The Dow Jones Industrial Average rose 148.23 points, or 1.25 percent, to close at 12,040.16 in the wake of posting the best January since 1997. The last time the Dow closed above 12,000 was June 19, 2008, while the first time the Dow closed above the benchmark was October 19, 2006.
Most Dow components gained, led by Pfizer, Alcoa and Bank of America .
The S&P 500 rose 21.47 points, or 1.67 percent, to close at 1,307.59. The last time the S&P 500 closed above 1,300 was Aug. 28, 2008, although it came close last Thursday, just before the turmoil in Egypt sent it spiraling down 1.8 percent. Tuesday's close was the highest since June 25, 2008.
The Nasdaq rose 51.11 points, or 1.9 percent, to close at 2,751.19.
The CBOE Volatility Index, widely considered the best gauge of fear in the market, fell more than 9 percent to below 18. The VIX had climbed 24 percent last Friday as the unrest in Egypt escalated.
All key S&P 500 sectors gained, led by materials, financials and health care.
The dollar slipped against a basket of currencies, as the euro hit a 2 1/2-month high against the U.S. currency. The price of gold, meanwhile, gained to close above 1,339 an ounce.

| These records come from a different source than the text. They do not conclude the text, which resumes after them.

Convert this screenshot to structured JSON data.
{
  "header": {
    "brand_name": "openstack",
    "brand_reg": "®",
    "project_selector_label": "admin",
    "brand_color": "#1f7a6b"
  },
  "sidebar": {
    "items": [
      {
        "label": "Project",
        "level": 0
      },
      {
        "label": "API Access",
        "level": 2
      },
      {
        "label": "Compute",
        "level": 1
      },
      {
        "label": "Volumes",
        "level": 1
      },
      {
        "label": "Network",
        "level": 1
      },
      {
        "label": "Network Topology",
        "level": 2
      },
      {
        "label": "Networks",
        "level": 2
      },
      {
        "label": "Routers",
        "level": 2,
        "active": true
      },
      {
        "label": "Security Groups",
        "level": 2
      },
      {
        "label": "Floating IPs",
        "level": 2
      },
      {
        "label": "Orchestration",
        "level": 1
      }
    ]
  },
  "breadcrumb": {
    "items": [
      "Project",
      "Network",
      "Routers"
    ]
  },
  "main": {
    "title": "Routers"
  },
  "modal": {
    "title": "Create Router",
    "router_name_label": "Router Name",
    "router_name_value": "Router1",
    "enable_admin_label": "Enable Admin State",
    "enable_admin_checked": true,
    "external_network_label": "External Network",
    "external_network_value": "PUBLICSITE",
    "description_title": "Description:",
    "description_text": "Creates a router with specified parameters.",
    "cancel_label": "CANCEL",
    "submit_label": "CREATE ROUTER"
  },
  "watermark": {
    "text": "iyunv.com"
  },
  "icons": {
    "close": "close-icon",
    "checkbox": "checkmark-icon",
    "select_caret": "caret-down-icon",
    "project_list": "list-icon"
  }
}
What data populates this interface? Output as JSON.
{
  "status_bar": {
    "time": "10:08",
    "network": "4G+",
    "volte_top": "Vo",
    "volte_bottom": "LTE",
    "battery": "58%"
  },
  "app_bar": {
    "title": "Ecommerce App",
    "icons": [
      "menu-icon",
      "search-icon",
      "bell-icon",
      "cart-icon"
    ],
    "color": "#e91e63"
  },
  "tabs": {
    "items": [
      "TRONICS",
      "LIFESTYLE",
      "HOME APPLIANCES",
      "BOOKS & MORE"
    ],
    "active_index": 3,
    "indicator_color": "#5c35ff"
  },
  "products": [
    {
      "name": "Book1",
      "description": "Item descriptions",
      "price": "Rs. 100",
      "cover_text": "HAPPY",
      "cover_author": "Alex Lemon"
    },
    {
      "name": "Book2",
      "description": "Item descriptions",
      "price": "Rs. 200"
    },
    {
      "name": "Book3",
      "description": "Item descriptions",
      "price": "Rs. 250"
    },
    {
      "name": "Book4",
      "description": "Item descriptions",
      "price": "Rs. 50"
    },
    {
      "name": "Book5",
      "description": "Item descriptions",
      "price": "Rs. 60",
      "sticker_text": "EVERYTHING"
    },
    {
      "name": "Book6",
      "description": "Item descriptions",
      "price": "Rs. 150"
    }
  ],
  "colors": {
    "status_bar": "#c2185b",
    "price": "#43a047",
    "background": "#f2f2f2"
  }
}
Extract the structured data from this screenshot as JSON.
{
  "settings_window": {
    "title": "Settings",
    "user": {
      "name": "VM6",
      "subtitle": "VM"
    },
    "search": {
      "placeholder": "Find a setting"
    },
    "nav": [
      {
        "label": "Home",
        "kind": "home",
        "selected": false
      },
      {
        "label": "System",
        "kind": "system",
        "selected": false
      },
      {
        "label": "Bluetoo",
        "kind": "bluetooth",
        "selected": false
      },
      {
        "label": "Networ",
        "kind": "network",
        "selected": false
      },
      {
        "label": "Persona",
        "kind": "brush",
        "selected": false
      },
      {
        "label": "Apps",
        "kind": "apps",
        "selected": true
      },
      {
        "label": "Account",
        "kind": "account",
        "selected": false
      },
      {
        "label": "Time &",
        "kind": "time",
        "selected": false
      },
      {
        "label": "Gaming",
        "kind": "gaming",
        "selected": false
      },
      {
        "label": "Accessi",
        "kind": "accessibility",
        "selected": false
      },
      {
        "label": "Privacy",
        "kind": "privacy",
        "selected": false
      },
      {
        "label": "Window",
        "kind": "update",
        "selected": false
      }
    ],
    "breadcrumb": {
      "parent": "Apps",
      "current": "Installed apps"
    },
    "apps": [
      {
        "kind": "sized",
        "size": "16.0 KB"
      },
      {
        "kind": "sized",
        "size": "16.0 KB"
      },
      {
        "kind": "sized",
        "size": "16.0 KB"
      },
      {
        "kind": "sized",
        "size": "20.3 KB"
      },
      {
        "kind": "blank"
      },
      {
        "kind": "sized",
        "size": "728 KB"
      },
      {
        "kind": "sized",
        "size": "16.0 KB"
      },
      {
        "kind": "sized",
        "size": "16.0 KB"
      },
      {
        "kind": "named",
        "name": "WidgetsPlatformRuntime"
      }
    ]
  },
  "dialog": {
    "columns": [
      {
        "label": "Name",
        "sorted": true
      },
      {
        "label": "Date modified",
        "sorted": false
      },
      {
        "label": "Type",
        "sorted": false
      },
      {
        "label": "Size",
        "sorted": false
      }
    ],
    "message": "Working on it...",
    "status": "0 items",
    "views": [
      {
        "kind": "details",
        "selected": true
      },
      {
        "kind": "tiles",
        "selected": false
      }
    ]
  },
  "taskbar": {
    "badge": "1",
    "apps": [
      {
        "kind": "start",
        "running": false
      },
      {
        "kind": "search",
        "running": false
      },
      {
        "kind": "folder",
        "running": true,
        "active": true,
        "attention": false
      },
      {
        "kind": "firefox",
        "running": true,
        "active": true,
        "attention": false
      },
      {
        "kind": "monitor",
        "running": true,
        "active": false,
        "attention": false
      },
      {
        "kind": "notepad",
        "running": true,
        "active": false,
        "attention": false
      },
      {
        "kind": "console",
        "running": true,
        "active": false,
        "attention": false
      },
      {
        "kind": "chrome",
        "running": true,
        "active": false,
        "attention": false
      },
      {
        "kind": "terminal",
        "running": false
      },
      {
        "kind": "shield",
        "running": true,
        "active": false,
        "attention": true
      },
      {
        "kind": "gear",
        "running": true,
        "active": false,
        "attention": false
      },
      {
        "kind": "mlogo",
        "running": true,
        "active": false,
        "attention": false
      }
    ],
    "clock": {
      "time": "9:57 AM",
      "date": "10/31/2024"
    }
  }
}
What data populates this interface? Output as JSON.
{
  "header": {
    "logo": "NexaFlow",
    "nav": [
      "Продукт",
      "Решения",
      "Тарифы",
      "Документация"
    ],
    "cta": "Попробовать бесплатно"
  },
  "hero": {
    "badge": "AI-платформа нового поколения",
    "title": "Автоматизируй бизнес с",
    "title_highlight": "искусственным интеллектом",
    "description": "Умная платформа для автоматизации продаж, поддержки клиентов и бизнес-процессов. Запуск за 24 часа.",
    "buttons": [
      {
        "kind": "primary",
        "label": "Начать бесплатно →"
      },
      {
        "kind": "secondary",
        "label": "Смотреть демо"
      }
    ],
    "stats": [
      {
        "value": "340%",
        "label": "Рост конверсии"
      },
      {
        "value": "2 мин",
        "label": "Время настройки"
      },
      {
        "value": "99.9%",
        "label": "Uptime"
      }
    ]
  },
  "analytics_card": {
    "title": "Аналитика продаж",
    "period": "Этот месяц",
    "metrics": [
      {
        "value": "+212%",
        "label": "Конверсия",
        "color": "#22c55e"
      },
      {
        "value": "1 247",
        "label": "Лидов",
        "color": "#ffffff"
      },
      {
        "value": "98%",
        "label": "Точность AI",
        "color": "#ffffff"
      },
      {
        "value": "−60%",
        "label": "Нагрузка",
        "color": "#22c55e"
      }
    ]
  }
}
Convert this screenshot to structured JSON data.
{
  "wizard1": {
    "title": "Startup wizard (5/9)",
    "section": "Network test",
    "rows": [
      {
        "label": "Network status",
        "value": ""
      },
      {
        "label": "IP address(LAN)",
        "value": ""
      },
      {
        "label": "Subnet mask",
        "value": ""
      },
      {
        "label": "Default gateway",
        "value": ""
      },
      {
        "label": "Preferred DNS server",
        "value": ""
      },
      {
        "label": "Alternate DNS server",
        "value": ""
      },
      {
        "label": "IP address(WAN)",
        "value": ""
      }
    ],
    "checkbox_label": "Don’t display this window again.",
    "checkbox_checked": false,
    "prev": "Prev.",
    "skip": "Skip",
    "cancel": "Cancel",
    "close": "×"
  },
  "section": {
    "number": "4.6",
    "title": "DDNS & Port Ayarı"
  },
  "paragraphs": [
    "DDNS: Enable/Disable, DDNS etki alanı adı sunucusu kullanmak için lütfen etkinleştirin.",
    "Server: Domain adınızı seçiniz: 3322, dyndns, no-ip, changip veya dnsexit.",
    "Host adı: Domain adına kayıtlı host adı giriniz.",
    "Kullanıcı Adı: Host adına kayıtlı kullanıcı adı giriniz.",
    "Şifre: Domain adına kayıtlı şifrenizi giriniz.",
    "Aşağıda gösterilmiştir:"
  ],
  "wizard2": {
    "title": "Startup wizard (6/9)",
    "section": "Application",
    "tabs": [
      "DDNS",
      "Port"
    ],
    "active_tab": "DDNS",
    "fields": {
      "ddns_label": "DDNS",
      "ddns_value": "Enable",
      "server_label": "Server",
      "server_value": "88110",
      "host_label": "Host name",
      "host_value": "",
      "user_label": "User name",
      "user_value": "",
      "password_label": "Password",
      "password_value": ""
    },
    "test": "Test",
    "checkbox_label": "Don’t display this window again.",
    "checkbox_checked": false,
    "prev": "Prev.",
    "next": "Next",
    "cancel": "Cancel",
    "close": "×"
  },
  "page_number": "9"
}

The gains in the market Tuesday follow subsiding fears over the unrest in Egypt, where protests by thousands in Cairowent off peacefully. Citizens have been calling for the resignation of President Hosni Mubarak in demonstrations that started last Tuesday. Mubarak said in a speech that he will step down at the next election, but would stay in office until then, according to Al Arabiya TV.
The market rally was fueled by investors who were buying back positions that had been shed Friday when the protests in Egypt escalated, Brian Battle, vice president of trading at Performance Trust Capital Partners, told CNBC.com. With the future of Egypt uncertain, investors didn't want to be overexposed heading into the weekend, Battle said.
But with the situation in Egypt stabilizing, nobody wanted to get in the way of the market grinding higher, particularly as economic and earnings data continue to be strong, he said.
"The trend certainly is higher, and nobody wants to stand in the way of that," Battle said.
Longer term, there are reasons to be skeptical, however, he added, citing high unemployment, sluggish housing, and emerging food and energy inflation. The prices paid index in a report on nationwide manufacturingrose in January to the highest level since July 2008.
"That’s raw material inputs, so margins will get squeezed," he said.